The listing should be returned in its entirety, exactly as given.

══ MATERIAL SHOWN

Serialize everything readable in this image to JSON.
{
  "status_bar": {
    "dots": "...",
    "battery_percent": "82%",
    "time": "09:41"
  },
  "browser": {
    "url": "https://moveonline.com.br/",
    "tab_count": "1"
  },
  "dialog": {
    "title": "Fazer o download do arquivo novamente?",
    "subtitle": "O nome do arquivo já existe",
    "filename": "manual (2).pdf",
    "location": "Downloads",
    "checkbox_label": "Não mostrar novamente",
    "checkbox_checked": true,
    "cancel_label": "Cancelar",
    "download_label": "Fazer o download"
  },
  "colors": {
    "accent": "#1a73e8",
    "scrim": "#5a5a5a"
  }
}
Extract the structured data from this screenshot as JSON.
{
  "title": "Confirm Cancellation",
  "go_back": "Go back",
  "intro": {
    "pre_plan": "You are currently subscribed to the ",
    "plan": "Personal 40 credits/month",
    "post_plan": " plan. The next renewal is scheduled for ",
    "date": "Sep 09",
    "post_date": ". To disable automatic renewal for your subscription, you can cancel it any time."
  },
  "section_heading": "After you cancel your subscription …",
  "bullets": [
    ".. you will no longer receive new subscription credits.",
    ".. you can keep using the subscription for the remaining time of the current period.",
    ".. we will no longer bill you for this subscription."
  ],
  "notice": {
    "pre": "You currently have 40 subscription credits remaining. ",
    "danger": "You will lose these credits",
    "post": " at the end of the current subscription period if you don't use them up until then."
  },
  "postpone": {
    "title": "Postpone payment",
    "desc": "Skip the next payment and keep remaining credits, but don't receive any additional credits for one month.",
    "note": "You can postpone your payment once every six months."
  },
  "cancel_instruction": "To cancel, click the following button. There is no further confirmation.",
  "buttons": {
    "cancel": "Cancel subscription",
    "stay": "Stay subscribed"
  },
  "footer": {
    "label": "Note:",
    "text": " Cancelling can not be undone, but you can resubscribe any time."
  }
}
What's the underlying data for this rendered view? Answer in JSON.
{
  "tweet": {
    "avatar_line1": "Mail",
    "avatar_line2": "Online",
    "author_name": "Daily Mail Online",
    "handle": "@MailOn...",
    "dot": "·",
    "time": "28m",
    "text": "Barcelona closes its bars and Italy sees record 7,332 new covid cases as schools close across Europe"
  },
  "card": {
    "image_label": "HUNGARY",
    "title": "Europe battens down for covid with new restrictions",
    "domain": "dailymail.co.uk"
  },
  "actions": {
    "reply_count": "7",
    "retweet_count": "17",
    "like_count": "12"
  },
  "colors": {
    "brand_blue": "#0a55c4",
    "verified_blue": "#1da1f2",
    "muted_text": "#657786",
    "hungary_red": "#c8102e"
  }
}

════

EXERCISE RESPONSE ▸
Serialize everything readable in this image to JSON.
{
  "status_bar": {
    "dots": "...",
    "battery_percent": "82%",
    "time": "09:41"
  },
  "browser": {
    "url": "https://moveonline.com.br/",
    "tab_count": "1"
  },
  "dialog": {
    "title": "Fazer o download do arquivo novamente?",
    "subtitle": "O nome do arquivo já existe",
    "filename": "manual (2).pdf",
    "location": "Downloads",
    "checkbox_label": "Não mostrar novamente",
    "checkbox_checked": true,
    "cancel_label": "Cancelar",
    "download_label": "Fazer o download"
  },
  "colors": {
    "accent": "#1a73e8",
    "scrim": "#5a5a5a"
  }
}
Extract the structured data from this screenshot as JSON.
{
  "title": "Confirm Cancellation",
  "go_back": "Go back",
  "intro": {
    "pre_plan": "You are currently subscribed to the ",
    "plan": "Personal 40 credits/month",
    "post_plan": " plan. The next renewal is scheduled for ",
    "date": "Sep 09",
    "post_date": ". To disable automatic renewal for your subscription, you can cancel it any time."
  },
  "section_heading": "After you cancel your subscription …",
  "bullets": [
    ".. you will no longer receive new subscription credits.",
    ".. you can keep using the subscription for the remaining time of the current period.",
    ".. we will no longer bill you for this subscription."
  ],
  "notice": {
    "pre": "You currently have 40 subscription credits remaining. ",
    "danger": "You will lose these credits",
    "post": " at the end of the current subscription period if you don't use them up until then."
  },
  "postpone": {
    "title": "Postpone payment",
    "desc": "Skip the next payment and keep remaining credits, but don't receive any additional credits for one month.",
    "note": "You can postpone your payment once every six months."
  },
  "cancel_instruction": "To cancel, click the following button. There is no further confirmation.",
  "buttons": {
    "cancel": "Cancel subscription",
    "stay": "Stay subscribed"
  },
  "footer": {
    "label": "Note:",
    "text": " Cancelling can not be undone, but you can resubscribe any time."
  }
}
What's the underlying data for this rendered view? Answer in JSON.
{
  "tweet": {
    "avatar_line1": "Mail",
    "avatar_line2": "Online",
    "author_name": "Daily Mail Online",
    "handle": "@MailOn...",
    "dot": "·",
    "time": "28m",
    "text": "Barcelona closes its bars and Italy sees record 7,332 new covid cases as schools close across Europe"
  },
  "card": {
    "image_label": "HUNGARY",
    "title": "Europe battens down for covid with new restrictions",
    "domain": "dailymail.co.uk"
  },
  "actions": {
    "reply_count": "7",
    "retweet_count": "17",
    "like_count": "12"
  },
  "colors": {
    "brand_blue": "#0a55c4",
    "verified_blue": "#1da1f2",
    "muted_text": "#657786",
    "hungary_red": "#c8102e"
  }
}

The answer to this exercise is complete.